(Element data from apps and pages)
◆ ◆ ◆ ◆ ◆

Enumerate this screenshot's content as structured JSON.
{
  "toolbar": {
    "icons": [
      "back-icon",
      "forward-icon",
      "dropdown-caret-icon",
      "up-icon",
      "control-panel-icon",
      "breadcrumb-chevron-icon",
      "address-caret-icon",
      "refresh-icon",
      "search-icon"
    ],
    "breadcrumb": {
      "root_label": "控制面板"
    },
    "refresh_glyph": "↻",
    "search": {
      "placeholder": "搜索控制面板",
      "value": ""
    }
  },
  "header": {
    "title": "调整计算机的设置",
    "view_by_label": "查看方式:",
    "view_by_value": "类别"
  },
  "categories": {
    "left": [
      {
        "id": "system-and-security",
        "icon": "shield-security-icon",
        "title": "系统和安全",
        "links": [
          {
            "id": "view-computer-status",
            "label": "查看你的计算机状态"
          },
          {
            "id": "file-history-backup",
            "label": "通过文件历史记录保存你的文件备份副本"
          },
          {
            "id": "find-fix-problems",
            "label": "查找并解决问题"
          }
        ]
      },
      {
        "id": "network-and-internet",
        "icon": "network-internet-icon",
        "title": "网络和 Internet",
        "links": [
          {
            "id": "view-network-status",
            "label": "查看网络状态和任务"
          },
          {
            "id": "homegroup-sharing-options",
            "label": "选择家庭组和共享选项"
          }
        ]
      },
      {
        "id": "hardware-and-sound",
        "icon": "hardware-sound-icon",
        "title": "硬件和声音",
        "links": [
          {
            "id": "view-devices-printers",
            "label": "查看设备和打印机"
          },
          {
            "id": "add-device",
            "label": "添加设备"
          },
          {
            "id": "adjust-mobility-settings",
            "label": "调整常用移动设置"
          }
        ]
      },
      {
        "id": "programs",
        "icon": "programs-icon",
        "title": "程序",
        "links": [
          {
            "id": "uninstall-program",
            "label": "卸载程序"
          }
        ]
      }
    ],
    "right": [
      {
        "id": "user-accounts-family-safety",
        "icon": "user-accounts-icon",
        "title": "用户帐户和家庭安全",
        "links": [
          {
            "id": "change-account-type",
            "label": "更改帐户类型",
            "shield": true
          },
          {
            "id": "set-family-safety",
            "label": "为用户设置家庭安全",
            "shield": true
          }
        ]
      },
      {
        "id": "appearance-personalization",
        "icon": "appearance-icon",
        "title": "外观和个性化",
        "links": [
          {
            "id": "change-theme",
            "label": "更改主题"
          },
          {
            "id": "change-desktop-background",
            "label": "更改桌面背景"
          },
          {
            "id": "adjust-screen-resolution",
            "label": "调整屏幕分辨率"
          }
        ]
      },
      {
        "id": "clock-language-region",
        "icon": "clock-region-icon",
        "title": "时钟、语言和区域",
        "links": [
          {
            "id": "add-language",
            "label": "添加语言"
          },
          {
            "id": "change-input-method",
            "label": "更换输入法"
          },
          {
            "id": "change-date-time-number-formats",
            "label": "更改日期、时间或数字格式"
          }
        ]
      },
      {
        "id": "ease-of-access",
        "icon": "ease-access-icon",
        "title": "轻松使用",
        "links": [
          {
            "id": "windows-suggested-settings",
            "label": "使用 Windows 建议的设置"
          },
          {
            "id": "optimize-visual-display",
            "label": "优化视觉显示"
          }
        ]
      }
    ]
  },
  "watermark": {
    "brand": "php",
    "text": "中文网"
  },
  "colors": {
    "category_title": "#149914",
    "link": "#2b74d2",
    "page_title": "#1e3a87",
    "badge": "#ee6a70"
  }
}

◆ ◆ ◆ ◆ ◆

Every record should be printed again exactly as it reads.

Enumerate this screenshot's content as structured JSON.
{
  "toolbar": {
    "icons": [
      "back-icon",
      "forward-icon",
      "dropdown-caret-icon",
      "up-icon",
      "control-panel-icon",
      "breadcrumb-chevron-icon",
      "address-caret-icon",
      "refresh-icon",
      "search-icon"
    ],
    "breadcrumb": {
      "root_label": "控制面板"
    },
    "refresh_glyph": "↻",
    "search": {
      "placeholder": "搜索控制面板",
      "value": ""
    }
  },
  "header": {
    "title": "调整计算机的设置",
    "view_by_label": "查看方式:",
    "view_by_value": "类别"
  },
  "categories": {
    "left": [
      {
        "id": "system-and-security",
        "icon": "shield-security-icon",
        "title": "系统和安全",
        "links": [
          {
            "id": "view-computer-status",
            "label": "查看你的计算机状态"
          },
          {
            "id": "file-history-backup",
            "label": "通过文件历史记录保存你的文件备份副本"
          },
          {
            "id": "find-fix-problems",
            "label": "查找并解决问题"
          }
        ]
      },
      {
        "id": "network-and-internet",
        "icon": "network-internet-icon",
        "title": "网络和 Internet",
        "links": [
          {
            "id": "view-network-status",
            "label": "查看网络状态和任务"
          },
          {
            "id": "homegroup-sharing-options",
            "label": "选择家庭组和共享选项"
          }
        ]
      },
      {
        "id": "hardware-and-sound",
        "icon": "hardware-sound-icon",
        "title": "硬件和声音",
        "links": [
          {
            "id": "view-devices-printers",
            "label": "查看设备和打印机"
          },
          {
            "id": "add-device",
            "label": "添加设备"
          },
          {
            "id": "adjust-mobility-settings",
            "label": "调整常用移动设置"
          }
        ]
      },
      {
        "id": "programs",
        "icon": "programs-icon",
        "title": "程序",
        "links": [
          {
            "id": "uninstall-program",
            "label": "卸载程序"
          }
        ]
      }
    ],
    "right": [
      {
        "id": "user-accounts-family-safety",
        "icon": "user-accounts-icon",
        "title": "用户帐户和家庭安全",
        "links": [
          {
            "id": "change-account-type",
            "label": "更改帐户类型",
            "shield": true
          },
          {
            "id": "set-family-safety",
            "label": "为用户设置家庭安全",
            "shield": true
          }
        ]
      },
      {
        "id": "appearance-personalization",
        "icon": "appearance-icon",
        "title": "外观和个性化",
        "links": [
          {
            "id": "change-theme",
            "label": "更改主题"
          },
          {
            "id": "change-desktop-background",
            "label": "更改桌面背景"
          },
          {
            "id": "adjust-screen-resolution",
            "label": "调整屏幕分辨率"
          }
        ]
      },
      {
        "id": "clock-language-region",
        "icon": "clock-region-icon",
        "title": "时钟、语言和区域",
        "links": [
          {
            "id": "add-language",
            "label": "添加语言"
          },
          {
            "id": "change-input-method",
            "label": "更换输入法"
          },
          {
            "id": "change-date-time-number-formats",
            "label": "更改日期、时间或数字格式"
          }
        ]
      },
      {
        "id": "ease-of-access",
        "icon": "ease-access-icon",
        "title": "轻松使用",
        "links": [
          {
            "id": "windows-suggested-settings",
            "label": "使用 Windows 建议的设置"
          },
          {
            "id": "optimize-visual-display",
            "label": "优化视觉显示"
          }
        ]
      }
    ]
  },
  "watermark": {
    "brand": "php",
    "text": "中文网"
  },
  "colors": {
    "category_title": "#149914",
    "link": "#2b74d2",
    "page_title": "#1e3a87",
    "badge": "#ee6a70"
  }
}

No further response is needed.